Go through the listing below and return each line that includes "screenshot".
Top of RECORDS FOR THIS TASK
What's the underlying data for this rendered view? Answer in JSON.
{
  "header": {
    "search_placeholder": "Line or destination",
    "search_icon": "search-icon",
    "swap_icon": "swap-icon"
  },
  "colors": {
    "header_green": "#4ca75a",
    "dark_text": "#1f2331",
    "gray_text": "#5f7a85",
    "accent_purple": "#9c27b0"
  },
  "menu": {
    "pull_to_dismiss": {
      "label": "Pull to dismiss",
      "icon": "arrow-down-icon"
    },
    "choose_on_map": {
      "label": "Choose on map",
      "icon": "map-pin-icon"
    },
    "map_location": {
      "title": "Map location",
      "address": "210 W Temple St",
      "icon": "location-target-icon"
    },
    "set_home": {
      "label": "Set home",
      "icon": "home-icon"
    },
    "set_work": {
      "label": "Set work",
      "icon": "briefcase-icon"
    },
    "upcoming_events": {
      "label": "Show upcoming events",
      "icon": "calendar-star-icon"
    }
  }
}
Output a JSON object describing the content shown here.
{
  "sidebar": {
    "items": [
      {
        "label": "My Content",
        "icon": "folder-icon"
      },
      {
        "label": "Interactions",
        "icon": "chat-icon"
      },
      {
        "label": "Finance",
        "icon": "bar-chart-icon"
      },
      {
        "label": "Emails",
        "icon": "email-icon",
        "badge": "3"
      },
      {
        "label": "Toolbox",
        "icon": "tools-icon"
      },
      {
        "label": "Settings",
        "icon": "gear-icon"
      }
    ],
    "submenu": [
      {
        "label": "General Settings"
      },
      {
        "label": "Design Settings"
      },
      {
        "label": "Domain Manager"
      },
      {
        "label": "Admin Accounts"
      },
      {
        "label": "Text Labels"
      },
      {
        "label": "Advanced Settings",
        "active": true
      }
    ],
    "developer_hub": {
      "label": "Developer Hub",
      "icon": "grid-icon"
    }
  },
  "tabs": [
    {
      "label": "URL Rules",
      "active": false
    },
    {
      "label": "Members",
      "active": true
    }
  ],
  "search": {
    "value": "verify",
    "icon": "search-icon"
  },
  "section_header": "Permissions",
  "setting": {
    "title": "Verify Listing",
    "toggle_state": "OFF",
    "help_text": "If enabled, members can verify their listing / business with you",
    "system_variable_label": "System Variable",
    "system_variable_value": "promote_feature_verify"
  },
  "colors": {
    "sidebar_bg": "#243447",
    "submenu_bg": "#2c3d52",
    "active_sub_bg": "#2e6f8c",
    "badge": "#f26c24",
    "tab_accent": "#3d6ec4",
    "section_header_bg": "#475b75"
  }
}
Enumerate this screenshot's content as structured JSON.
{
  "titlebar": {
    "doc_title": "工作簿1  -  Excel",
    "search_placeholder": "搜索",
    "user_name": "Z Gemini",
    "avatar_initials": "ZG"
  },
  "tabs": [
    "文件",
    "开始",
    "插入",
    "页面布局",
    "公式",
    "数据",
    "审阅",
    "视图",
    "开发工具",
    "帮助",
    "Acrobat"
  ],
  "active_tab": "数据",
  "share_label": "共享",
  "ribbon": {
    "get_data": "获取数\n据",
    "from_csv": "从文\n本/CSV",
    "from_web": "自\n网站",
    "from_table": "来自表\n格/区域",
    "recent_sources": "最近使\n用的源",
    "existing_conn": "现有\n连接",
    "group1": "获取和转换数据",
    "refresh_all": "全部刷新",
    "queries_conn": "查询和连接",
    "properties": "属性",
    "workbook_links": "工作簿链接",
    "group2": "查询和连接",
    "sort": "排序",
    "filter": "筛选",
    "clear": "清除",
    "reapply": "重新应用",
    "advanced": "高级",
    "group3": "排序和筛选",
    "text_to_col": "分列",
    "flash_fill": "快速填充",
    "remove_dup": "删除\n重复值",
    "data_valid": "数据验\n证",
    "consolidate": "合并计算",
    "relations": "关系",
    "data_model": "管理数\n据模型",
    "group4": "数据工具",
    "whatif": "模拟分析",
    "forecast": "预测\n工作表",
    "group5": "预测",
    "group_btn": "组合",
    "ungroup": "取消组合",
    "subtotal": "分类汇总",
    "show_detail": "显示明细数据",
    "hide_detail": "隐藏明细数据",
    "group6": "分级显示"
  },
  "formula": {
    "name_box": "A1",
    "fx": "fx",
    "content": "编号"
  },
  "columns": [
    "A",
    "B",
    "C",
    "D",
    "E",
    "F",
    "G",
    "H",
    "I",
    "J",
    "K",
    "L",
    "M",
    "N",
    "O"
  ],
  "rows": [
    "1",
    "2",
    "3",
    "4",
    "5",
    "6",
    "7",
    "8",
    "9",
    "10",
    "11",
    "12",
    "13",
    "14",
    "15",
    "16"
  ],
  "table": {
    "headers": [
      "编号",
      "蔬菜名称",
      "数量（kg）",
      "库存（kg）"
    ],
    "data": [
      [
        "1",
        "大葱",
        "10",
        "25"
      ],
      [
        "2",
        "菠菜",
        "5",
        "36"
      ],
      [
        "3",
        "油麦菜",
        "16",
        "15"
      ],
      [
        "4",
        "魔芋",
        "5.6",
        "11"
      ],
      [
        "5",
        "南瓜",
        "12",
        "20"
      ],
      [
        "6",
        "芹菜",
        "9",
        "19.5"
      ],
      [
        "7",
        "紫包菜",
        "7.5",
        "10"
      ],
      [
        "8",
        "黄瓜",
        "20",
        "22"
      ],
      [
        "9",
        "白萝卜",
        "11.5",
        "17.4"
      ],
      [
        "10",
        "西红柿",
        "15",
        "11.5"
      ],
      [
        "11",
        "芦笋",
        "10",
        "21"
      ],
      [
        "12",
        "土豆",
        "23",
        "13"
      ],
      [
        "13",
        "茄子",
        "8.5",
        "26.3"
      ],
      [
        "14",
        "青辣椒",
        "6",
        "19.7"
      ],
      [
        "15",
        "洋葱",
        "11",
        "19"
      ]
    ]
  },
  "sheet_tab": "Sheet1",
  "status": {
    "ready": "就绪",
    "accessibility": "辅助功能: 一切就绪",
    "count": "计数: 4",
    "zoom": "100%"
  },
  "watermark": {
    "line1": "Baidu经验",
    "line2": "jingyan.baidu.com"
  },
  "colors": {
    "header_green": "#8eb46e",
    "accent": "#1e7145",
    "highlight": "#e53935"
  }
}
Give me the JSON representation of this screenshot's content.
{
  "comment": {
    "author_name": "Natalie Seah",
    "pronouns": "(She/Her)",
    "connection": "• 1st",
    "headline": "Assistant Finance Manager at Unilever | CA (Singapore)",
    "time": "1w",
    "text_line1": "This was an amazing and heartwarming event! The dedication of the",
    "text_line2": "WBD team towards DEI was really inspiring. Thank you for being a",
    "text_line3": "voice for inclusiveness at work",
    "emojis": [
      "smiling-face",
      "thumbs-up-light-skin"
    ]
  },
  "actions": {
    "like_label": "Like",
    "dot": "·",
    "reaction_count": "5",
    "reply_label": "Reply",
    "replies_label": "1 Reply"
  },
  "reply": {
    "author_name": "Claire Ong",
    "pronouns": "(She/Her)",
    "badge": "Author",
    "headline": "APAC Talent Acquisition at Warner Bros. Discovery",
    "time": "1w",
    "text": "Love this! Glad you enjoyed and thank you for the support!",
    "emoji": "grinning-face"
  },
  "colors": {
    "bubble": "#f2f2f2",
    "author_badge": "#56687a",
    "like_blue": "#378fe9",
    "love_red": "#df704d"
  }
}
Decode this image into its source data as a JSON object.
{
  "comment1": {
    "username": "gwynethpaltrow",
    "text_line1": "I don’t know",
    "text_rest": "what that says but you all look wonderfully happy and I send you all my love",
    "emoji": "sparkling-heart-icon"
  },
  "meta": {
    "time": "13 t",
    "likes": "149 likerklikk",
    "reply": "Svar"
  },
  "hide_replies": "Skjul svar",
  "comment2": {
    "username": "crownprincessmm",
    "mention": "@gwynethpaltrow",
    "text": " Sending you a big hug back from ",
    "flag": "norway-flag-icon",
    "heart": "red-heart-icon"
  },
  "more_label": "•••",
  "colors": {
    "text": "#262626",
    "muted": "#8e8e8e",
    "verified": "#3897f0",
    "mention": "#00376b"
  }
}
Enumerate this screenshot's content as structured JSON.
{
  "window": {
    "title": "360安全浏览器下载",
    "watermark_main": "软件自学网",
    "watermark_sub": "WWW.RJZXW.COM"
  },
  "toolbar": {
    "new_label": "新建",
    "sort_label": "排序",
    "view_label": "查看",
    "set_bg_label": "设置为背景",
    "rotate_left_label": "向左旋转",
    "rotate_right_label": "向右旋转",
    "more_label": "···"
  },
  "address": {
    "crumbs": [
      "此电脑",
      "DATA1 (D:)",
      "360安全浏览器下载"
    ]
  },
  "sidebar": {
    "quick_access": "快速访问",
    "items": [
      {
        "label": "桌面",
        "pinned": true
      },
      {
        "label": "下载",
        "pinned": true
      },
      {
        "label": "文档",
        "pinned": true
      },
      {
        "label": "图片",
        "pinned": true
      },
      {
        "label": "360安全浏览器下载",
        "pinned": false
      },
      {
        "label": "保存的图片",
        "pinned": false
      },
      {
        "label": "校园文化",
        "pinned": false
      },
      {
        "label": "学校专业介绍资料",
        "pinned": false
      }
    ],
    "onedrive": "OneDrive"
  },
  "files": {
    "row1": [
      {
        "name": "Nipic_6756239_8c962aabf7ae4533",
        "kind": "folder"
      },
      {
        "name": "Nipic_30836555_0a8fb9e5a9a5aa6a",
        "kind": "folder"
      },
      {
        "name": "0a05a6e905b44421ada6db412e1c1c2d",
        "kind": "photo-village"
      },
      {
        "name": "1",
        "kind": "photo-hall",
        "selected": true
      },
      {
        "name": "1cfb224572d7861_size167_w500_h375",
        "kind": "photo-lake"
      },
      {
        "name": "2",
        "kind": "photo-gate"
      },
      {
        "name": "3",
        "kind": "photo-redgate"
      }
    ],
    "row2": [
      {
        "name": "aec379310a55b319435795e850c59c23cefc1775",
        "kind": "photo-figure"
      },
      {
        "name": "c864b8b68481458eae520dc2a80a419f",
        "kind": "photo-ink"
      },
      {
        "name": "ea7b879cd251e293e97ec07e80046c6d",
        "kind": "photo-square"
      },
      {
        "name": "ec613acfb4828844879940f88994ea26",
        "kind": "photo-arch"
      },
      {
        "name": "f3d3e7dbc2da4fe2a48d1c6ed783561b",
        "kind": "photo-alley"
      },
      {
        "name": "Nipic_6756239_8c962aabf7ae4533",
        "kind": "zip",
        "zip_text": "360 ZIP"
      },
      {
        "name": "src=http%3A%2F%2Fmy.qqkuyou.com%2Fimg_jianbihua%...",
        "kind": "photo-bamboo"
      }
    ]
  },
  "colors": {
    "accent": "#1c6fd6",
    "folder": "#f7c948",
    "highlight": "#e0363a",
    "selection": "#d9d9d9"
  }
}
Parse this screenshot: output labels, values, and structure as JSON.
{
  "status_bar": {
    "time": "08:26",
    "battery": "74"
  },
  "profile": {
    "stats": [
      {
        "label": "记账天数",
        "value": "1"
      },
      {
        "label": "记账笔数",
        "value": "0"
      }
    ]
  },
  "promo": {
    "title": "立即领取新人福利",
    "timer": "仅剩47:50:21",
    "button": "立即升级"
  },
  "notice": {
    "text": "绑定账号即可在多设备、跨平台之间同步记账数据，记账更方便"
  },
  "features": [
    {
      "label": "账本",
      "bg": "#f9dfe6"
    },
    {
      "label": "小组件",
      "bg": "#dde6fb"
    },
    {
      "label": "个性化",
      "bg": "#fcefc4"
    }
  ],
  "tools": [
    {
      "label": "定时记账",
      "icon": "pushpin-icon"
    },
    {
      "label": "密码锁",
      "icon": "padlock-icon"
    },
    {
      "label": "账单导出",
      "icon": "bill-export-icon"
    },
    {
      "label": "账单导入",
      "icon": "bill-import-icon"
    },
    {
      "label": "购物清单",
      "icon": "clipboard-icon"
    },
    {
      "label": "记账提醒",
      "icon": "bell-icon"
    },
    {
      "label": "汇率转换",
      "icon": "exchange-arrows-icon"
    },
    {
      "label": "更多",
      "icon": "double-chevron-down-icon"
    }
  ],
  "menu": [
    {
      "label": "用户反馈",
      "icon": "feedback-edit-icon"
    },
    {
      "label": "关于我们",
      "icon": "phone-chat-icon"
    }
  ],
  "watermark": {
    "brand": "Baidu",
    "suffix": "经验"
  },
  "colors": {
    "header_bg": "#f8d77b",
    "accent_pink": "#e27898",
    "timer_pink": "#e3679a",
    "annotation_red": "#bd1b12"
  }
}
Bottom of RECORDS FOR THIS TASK
> [COMPLETED EXERCISE]:
Enumerate this screenshot's content as structured JSON.
Give me the JSON representation of this screenshot's content.
Enumerate this screenshot's content as structured JSON.
Parse this screenshot: output labels, values, and structure as JSON.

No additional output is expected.